Instead of using a temperature offset, the actual BTUHs can be used if known for the heat sources. Because the present invention monitors cycling, false cycling can also be identified. A furnace is false cycling if it is not cycling with the thermostat. This can be determined via software, or by comparing the graphs of
The present invention contemplates multiple uses and applications. Because the size of a furnace can be determined experimentally by examining the heat envelope, and because of the convenient use of the data loggers to provide for accurate and complete data, the system and method of the present invention allow an inspector who is inspecting HVAC installations to determine the percent over or undersized the HVAC equipment is. This allows for code enforcement or regulation of the industry in a manner that has previously been unavailable. Thus, contractors can be required to appropriately size HVAC equipment and their work can be monitored. In addition, contractors will be able to warrant that the furnace is appropriately sized.
Another use of the present invention relates to determining the effect of changes in the structure of the home on heating and cooling. For example, the methodology of the present invention can be used to determine the ideal furnace size prior to the installation of insulation and after the installation of insulation. Comparing the furnace size needed before and after adding the insulation provides a measure of how the addition of the insulation affects the efficiency of the home. This objective measure would be useful in the context of promoting sales for insulation, windows, doors, and other products for the purpose of saving heating costs because it can be used to quantify the reduction in heating required which can then be translated into dollars saved.
The present invention further provides that the data loggers can, instead of or in addition to storing data locally, transmit the data remotely through any number of various communication channels (i.e. cellular communication or other RF transmissions or wired communication, such as telephone land line or network channel). The present invention contemplates that the data logger can be built-in to the HVAC equipment for this purpose.
Although the present invention is described primarily in terms of a furnace the present invention contemplates that sizing of other types of HVAC equipment, including air conditioners can be performed according to the present invention. In such an application of the methodology of the present invention, the “outdoor design temperature,” based upon historical weather data, would be the highest temperature normally encountered at a given locale. 98 percent of the time, the outdoor temperature” is colder than the outdoor design temperature.

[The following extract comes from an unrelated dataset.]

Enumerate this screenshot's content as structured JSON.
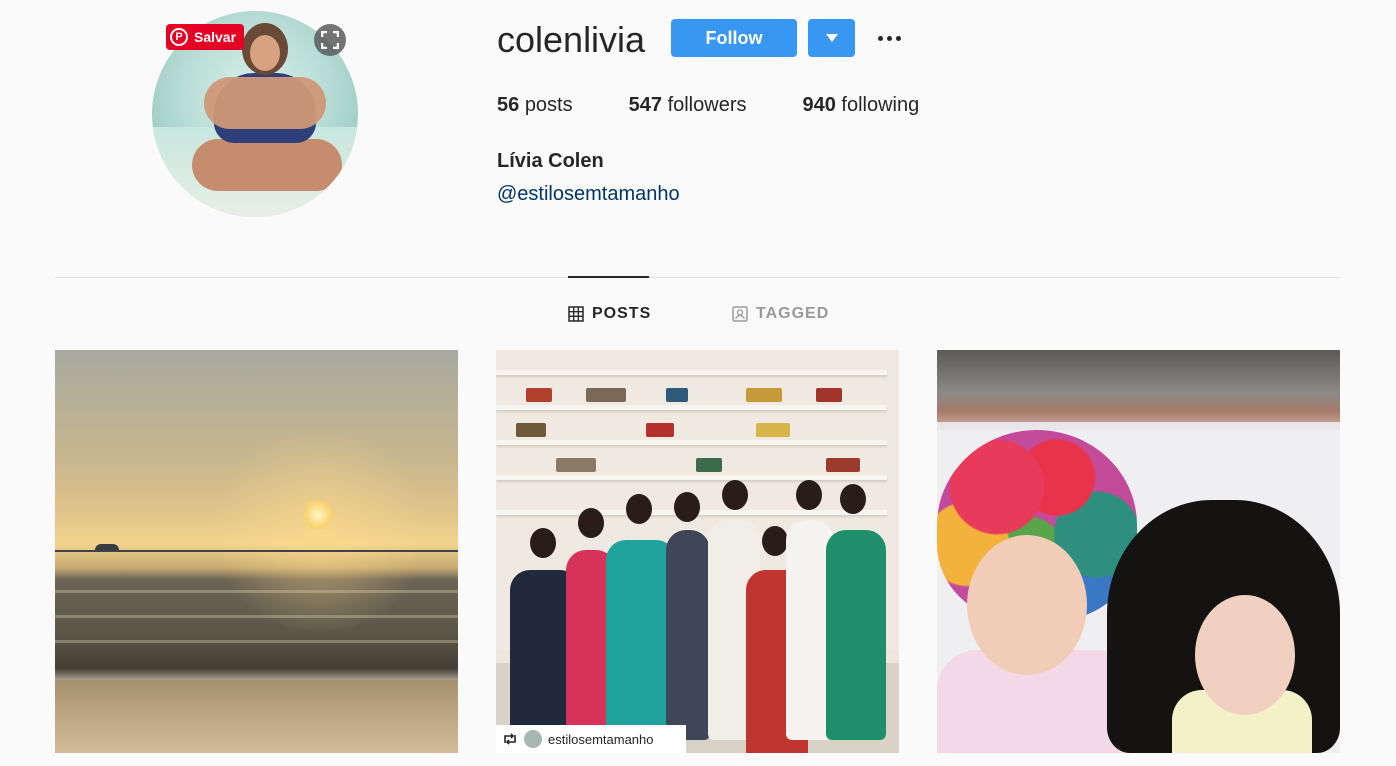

Therefore, a method and system for measuring heat loss from a home has been disclosed that can be used to determine the proper sizing for HVAC equipment. The present invention contemplates numerous variations and embodiments within the spirit and scope of the invention.